*** Opening of RECORDS PROVIDED ***

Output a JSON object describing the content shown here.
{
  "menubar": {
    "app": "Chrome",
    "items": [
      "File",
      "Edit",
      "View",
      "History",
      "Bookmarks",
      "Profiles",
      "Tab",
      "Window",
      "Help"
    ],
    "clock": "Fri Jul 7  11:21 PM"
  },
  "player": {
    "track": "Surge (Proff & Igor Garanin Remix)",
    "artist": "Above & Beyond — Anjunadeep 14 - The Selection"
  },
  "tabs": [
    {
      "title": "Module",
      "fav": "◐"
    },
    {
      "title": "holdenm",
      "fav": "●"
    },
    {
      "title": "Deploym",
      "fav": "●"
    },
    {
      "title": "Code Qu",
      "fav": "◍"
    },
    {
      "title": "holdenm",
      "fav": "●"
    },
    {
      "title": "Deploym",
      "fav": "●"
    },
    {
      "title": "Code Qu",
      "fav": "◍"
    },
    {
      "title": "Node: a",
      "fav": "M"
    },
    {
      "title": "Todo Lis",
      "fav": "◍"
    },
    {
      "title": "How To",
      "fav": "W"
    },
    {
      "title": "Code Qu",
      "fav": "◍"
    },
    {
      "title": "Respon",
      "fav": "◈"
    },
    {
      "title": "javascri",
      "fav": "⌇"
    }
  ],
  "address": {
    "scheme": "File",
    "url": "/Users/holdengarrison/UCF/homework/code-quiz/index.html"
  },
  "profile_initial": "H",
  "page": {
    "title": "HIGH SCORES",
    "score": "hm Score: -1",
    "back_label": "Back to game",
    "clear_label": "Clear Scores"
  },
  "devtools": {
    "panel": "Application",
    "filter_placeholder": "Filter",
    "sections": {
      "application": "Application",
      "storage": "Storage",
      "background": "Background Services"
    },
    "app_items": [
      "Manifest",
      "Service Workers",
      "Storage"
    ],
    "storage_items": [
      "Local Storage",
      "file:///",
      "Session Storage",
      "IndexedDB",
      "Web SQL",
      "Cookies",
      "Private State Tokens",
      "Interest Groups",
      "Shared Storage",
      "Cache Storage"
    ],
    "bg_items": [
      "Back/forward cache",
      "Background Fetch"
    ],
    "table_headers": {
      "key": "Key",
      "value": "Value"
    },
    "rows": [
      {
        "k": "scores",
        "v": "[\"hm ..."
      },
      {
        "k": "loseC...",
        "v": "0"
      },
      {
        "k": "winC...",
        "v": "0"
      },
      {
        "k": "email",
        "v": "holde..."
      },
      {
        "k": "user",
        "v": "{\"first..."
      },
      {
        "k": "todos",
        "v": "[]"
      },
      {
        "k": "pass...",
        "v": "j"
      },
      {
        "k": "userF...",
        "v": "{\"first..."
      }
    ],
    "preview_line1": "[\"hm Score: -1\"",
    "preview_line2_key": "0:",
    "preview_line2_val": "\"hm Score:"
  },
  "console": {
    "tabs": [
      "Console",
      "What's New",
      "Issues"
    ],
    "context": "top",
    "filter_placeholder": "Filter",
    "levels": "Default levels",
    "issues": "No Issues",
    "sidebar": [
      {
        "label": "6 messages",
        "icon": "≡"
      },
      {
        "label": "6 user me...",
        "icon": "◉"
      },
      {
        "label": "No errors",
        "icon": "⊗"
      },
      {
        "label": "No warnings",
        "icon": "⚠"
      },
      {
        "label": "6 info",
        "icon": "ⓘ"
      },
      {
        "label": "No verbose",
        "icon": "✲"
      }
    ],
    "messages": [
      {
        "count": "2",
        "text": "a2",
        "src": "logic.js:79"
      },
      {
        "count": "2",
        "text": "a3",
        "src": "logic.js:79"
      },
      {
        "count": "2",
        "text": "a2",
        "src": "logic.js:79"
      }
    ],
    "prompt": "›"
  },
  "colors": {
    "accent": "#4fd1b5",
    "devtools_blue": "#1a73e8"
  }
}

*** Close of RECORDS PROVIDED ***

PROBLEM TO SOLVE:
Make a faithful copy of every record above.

RESPONSE AREA:
Output a JSON object describing the content shown here.
{
  "menubar": {
    "app": "Chrome",
    "items": [
      "File",
      "Edit",
      "View",
      "History",
      "Bookmarks",
      "Profiles",
      "Tab",
      "Window",
      "Help"
    ],
    "clock": "Fri Jul 7  11:21 PM"
  },
  "player": {
    "track": "Surge (Proff & Igor Garanin Remix)",
    "artist": "Above & Beyond — Anjunadeep 14 - The Selection"
  },
  "tabs": [
    {
      "title": "Module",
      "fav": "◐"
    },
    {
      "title": "holdenm",
      "fav": "●"
    },
    {
      "title": "Deploym",
      "fav": "●"
    },
    {
      "title": "Code Qu",
      "fav": "◍"
    },
    {
      "title": "holdenm",
      "fav": "●"
    },
    {
      "title": "Deploym",
      "fav": "●"
    },
    {
      "title": "Code Qu",
      "fav": "◍"
    },
    {
      "title": "Node: a",
      "fav": "M"
    },
    {
      "title": "Todo Lis",
      "fav": "◍"
    },
    {
      "title": "How To",
      "fav": "W"
    },
    {
      "title": "Code Qu",
      "fav": "◍"
    },
    {
      "title": "Respon",
      "fav": "◈"
    },
    {
      "title": "javascri",
      "fav": "⌇"
    }
  ],
  "address": {
    "scheme": "File",
    "url": "/Users/holdengarrison/UCF/homework/code-quiz/index.html"
  },
  "profile_initial": "H",
  "page": {
    "title": "HIGH SCORES",
    "score": "hm Score: -1",
    "back_label": "Back to game",
    "clear_label": "Clear Scores"
  },
  "devtools": {
    "panel": "Application",
    "filter_placeholder": "Filter",
    "sections": {
      "application": "Application",
      "storage": "Storage",
      "background": "Background Services"
    },
    "app_items": [
      "Manifest",
      "Service Workers",
      "Storage"
    ],
    "storage_items": [
      "Local Storage",
      "file:///",
      "Session Storage",
      "IndexedDB",
      "Web SQL",
      "Cookies",
      "Private State Tokens",
      "Interest Groups",
      "Shared Storage",
      "Cache Storage"
    ],
    "bg_items": [
      "Back/forward cache",
      "Background Fetch"
    ],
    "table_headers": {
      "key": "Key",
      "value": "Value"
    },
    "rows": [
      {
        "k": "scores",
        "v": "[\"hm ..."
      },
      {
        "k": "loseC...",
        "v": "0"
      },
      {
        "k": "winC...",
        "v": "0"
      },
      {
        "k": "email",
        "v": "holde..."
      },
      {
        "k": "user",
        "v": "{\"first..."
      },
      {
        "k": "todos",
        "v": "[]"
      },
      {
        "k": "pass...",
        "v": "j"
      },
      {
        "k": "userF...",
        "v": "{\"first..."
      }
    ],
    "preview_line1": "[\"hm Score: -1\"",
    "preview_line2_key": "0:",
    "preview_line2_val": "\"hm Score:"
  },
  "console": {
    "tabs": [
      "Console",
      "What's New",
      "Issues"
    ],
    "context": "top",
    "filter_placeholder": "Filter",
    "levels": "Default levels",
    "issues": "No Issues",
    "sidebar": [
      {
        "label": "6 messages",
        "icon": "≡"
      },
      {
        "label": "6 user me...",
        "icon": "◉"
      },
      {
        "label": "No errors",
        "icon": "⊗"
      },
      {
        "label": "No warnings",
        "icon": "⚠"
      },
      {
        "label": "6 info",
        "icon": "ⓘ"
      },
      {
        "label": "No verbose",
        "icon": "✲"
      }
    ],
    "messages": [
      {
        "count": "2",
        "text": "a2",
        "src": "logic.js:79"
      },
      {
        "count": "2",
        "text": "a3",
        "src": "logic.js:79"
      },
      {
        "count": "2",
        "text": "a2",
        "src": "logic.js:79"
      }
    ],
    "prompt": "›"
  },
  "colors": {
    "accent": "#4fd1b5",
    "devtools_blue": "#1a73e8"
  }
}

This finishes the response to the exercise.